Key words Catclaw
Carbon dioxide production
Inorganic N dynamics
Soil microbial population
Springer Online Journal Archives 1860-2000
Agriculture, Forestry, Horticulture, Fishery, Domestic Science, Nutrition

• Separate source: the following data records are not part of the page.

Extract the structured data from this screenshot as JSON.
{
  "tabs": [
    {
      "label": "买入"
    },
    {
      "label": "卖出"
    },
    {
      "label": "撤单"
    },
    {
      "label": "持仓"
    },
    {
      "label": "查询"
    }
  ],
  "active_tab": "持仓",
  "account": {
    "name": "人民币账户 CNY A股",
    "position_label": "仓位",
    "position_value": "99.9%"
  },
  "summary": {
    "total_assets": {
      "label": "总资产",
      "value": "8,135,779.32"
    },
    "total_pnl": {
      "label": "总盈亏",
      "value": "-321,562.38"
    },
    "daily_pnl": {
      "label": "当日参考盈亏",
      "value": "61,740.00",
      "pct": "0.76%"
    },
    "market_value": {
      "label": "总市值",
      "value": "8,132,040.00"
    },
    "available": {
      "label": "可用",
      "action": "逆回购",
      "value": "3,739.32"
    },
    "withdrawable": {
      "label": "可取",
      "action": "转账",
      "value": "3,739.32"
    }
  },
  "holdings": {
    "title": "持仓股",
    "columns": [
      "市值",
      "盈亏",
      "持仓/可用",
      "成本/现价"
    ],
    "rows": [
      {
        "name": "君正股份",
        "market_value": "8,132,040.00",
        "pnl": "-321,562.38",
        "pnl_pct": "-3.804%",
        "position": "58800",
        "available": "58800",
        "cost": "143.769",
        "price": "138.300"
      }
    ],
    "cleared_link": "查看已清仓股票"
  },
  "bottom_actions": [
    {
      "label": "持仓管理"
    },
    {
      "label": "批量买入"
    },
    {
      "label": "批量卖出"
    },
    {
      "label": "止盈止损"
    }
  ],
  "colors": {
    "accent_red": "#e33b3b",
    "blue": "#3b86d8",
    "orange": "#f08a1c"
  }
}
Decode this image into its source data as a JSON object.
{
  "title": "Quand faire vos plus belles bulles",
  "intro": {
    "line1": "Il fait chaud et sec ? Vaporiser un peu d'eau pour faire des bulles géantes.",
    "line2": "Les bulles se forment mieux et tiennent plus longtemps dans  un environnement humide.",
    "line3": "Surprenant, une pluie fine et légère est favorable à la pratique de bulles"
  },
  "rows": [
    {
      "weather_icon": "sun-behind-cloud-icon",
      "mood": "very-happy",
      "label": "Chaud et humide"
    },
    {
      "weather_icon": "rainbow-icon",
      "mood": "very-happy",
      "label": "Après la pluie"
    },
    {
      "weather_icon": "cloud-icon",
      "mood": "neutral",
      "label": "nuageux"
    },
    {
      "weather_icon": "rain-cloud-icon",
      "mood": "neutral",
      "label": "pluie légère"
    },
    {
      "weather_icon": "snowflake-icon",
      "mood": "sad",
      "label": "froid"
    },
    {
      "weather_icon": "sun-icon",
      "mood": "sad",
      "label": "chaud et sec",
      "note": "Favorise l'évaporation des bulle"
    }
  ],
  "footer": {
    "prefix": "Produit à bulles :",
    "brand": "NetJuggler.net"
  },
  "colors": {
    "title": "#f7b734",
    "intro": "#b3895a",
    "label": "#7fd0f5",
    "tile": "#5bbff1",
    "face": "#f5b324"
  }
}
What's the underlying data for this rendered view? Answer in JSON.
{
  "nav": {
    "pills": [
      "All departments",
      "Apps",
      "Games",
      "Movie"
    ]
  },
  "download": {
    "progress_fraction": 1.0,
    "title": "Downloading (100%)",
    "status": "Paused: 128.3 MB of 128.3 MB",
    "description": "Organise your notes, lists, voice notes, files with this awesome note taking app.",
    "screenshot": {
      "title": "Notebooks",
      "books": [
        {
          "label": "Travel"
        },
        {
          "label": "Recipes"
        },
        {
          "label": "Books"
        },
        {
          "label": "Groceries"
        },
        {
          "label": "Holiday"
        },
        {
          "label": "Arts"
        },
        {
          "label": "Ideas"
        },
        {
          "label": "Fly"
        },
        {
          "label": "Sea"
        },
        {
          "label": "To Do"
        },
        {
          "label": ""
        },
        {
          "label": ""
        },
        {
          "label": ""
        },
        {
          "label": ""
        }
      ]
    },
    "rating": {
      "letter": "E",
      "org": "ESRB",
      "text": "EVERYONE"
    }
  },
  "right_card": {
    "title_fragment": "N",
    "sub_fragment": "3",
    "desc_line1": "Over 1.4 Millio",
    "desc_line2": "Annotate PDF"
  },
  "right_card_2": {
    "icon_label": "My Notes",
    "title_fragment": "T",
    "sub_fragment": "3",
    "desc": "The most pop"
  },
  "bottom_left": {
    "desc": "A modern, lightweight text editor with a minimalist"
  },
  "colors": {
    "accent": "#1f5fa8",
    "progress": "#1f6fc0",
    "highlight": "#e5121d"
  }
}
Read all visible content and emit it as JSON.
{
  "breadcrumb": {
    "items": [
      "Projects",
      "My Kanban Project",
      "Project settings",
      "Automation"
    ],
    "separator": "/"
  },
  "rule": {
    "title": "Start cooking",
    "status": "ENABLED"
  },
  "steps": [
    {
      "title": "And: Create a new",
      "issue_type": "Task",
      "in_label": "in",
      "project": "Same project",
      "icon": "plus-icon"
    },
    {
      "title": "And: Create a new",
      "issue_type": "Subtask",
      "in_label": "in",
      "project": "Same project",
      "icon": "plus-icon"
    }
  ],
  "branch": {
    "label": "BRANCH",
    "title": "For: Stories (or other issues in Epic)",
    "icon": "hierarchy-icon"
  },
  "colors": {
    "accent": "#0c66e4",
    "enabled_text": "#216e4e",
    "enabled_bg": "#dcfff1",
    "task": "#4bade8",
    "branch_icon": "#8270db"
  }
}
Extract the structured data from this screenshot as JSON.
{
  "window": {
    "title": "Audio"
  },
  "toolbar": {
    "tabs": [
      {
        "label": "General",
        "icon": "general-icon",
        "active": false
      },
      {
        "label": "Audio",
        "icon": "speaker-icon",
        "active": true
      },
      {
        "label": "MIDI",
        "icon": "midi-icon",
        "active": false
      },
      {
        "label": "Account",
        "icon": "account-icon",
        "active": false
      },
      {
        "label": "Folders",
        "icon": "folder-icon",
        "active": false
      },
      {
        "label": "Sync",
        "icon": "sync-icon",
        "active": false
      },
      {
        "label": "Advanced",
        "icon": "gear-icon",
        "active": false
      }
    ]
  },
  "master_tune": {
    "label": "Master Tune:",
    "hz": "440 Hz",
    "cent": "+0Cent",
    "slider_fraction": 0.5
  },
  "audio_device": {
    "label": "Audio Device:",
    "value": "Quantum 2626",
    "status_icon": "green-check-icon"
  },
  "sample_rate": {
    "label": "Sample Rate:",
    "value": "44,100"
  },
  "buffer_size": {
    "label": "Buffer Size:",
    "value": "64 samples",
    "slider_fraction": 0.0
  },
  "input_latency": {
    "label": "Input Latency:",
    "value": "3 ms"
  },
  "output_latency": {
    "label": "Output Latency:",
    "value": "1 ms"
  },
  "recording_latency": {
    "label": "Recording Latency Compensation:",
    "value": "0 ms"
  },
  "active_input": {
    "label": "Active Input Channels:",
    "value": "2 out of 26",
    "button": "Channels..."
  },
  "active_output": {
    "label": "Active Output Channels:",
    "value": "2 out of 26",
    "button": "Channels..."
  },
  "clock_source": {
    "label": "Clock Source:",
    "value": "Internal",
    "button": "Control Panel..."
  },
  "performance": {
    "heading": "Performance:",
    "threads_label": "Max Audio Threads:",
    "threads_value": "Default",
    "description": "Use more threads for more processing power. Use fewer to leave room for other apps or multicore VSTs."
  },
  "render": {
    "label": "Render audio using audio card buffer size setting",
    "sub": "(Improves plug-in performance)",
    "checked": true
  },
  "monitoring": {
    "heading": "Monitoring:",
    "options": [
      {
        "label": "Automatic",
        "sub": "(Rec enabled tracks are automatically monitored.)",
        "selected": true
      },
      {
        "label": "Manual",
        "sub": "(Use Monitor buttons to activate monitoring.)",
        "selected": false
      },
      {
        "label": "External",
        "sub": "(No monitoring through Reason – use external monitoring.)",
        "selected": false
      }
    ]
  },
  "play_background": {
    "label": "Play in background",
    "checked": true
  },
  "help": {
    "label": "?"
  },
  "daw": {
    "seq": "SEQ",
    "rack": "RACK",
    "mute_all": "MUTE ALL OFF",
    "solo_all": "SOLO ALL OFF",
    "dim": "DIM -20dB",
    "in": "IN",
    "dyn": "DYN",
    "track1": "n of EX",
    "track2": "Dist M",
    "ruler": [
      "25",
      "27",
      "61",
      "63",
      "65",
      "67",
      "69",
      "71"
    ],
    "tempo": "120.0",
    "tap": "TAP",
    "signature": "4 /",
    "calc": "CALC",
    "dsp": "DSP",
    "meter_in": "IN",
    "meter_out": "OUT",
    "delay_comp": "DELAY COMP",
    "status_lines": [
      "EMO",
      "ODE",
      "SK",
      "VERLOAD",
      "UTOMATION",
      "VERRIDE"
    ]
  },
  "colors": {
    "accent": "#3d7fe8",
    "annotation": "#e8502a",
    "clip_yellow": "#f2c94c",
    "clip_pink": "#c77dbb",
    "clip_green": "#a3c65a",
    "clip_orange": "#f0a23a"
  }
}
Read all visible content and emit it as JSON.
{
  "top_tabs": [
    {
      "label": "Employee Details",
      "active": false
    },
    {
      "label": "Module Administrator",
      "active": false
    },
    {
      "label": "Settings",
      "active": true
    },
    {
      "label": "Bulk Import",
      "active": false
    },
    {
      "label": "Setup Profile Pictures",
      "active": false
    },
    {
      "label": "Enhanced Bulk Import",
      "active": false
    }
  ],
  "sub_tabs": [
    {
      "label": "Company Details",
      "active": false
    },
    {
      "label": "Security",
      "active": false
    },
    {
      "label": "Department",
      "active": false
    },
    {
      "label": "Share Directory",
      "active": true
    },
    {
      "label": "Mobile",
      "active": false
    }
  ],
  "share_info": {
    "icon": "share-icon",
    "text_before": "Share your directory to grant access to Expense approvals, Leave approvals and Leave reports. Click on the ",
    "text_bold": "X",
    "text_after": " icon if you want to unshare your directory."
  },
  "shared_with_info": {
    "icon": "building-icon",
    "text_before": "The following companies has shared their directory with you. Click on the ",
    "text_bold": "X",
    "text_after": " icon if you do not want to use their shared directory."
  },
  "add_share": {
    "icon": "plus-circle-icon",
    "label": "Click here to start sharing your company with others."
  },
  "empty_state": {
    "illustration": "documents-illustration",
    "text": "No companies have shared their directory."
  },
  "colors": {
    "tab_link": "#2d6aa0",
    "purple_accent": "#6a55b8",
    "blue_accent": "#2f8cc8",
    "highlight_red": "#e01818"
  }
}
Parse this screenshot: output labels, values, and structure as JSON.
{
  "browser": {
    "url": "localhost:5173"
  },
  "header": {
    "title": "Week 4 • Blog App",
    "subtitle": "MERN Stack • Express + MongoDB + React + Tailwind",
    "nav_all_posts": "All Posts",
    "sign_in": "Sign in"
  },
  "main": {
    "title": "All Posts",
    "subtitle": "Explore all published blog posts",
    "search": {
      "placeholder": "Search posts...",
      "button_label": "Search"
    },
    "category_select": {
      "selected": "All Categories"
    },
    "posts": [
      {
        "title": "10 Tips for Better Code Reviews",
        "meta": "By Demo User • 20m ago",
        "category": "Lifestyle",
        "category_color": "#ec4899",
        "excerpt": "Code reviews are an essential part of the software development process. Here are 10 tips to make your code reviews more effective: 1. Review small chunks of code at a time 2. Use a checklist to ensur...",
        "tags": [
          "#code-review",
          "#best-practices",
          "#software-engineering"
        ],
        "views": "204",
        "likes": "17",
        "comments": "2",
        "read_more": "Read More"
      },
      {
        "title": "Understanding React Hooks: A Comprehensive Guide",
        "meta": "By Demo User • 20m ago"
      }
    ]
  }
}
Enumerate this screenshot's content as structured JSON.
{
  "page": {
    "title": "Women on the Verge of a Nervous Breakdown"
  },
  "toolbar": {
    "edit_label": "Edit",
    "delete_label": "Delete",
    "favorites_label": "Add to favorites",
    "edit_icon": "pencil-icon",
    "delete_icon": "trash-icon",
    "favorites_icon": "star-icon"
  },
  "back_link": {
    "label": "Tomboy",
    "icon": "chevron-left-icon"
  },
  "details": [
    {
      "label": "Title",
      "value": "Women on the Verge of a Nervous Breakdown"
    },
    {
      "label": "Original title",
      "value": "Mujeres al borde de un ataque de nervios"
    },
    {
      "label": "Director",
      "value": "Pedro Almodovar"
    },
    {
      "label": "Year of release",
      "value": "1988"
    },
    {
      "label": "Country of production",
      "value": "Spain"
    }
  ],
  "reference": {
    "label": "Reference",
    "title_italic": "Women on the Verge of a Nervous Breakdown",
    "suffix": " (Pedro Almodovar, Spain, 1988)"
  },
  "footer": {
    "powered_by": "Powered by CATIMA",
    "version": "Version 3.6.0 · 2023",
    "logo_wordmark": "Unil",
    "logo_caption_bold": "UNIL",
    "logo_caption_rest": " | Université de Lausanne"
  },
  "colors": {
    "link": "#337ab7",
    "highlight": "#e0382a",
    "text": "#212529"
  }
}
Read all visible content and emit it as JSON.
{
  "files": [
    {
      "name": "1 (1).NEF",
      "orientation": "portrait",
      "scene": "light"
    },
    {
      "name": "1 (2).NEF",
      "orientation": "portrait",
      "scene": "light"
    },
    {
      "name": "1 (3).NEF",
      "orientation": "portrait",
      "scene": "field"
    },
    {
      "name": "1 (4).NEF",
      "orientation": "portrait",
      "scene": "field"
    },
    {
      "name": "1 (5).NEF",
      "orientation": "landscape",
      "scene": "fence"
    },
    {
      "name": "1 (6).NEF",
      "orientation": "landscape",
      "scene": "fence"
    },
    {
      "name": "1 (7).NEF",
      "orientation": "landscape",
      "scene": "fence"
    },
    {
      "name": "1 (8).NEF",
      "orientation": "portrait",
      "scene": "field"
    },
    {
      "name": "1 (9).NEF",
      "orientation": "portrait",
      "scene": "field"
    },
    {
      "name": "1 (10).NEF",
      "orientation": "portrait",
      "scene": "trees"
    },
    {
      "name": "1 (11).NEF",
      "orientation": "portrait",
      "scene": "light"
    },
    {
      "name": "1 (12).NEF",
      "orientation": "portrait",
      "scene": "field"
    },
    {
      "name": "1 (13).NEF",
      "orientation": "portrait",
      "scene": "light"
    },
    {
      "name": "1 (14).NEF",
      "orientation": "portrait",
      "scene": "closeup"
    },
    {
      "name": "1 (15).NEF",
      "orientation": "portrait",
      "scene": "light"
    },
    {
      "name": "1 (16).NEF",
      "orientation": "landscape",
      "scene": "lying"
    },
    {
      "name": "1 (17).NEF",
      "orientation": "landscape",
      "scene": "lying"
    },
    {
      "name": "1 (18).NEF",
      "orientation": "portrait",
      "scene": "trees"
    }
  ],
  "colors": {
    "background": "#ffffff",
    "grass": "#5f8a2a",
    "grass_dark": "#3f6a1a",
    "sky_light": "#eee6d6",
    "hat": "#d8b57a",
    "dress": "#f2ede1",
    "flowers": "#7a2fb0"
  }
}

Abstract In the central highlands of Mexico, heavily eroded soils are often colonized by catclaw (Mimosa buincifiera): an N2-fixing shrub. An experiment was carried out to investigate how this shrub affected characteristics of the soil and its biological functioning. Soil was sampled from outside and under the canopy of catclaw at three sites characterized by different degrees of erosion and an increase in plant density. The soil microbial biomass C, total amounts of bacteria, fungi, actinomycetes and free-living N2-fixing micro-organisms were measured, while production of CO2 and dynamics of nitrate (NO3 –), nitrite (NO2 –) and ammonium (NH4 +) were monitored in an aerobic incubation at 22±1 °C for 35 days. The C content was 1.6 times greater in the area with the largest density of plants and the least erosion (RECUP) compared with the site with the lowest density and greatest erosion (DEGR), while it was 1.2 times greater under the canopy of the catclaw than outside it (average of the three sites). The incorporation of N into the soil organic matter was greater under the canopy of the catclaw than outside it as the C:N ratio was on average 8.4 and 9. 1, respectively. The microbial biomass C, as a percentage of soil organic matter, was 1.5 times greater in the RECUP than in the DEGR site. Greatest total number of colony-forming bacteria and fungi (mean of organisms found under and outside the canopy) were found in the RECUP treatment and lowest in the DEGR treatment. Free-living N2-fixing organisms and actinomycetes showed opposite trends. Greater total numbers of colony-forming bacteria, fungi, actinomycetes and free-living N2-fixing organisms (mean of the three treatments) were found under the canopy of catclaw than outside of it, Production of CO2 was 1.8 times greater in the RECUP than in the DEGR and 1.6 times greater under the canopy of catclaw than outside. Production of NO3 – was 1.3 times greater in the RECUP than in the DEGR and 3.5 times greater under the canopy of catclaw than outside. There was no significant effect of location or canopy on NO2 – and NH4 + concentrations. It is concluded that the natural vegetation of catclaw increased microbial biomass and soil organic matter content under, but also outside its canopy, and preserved N better, releasing greater amounts of inorganic N upon mineralization. Catclaw can serve as a first colonizer of heavily eroded soil and be replaced by other vegetation, natural or crops, when fertility is restored.
Type of Medium: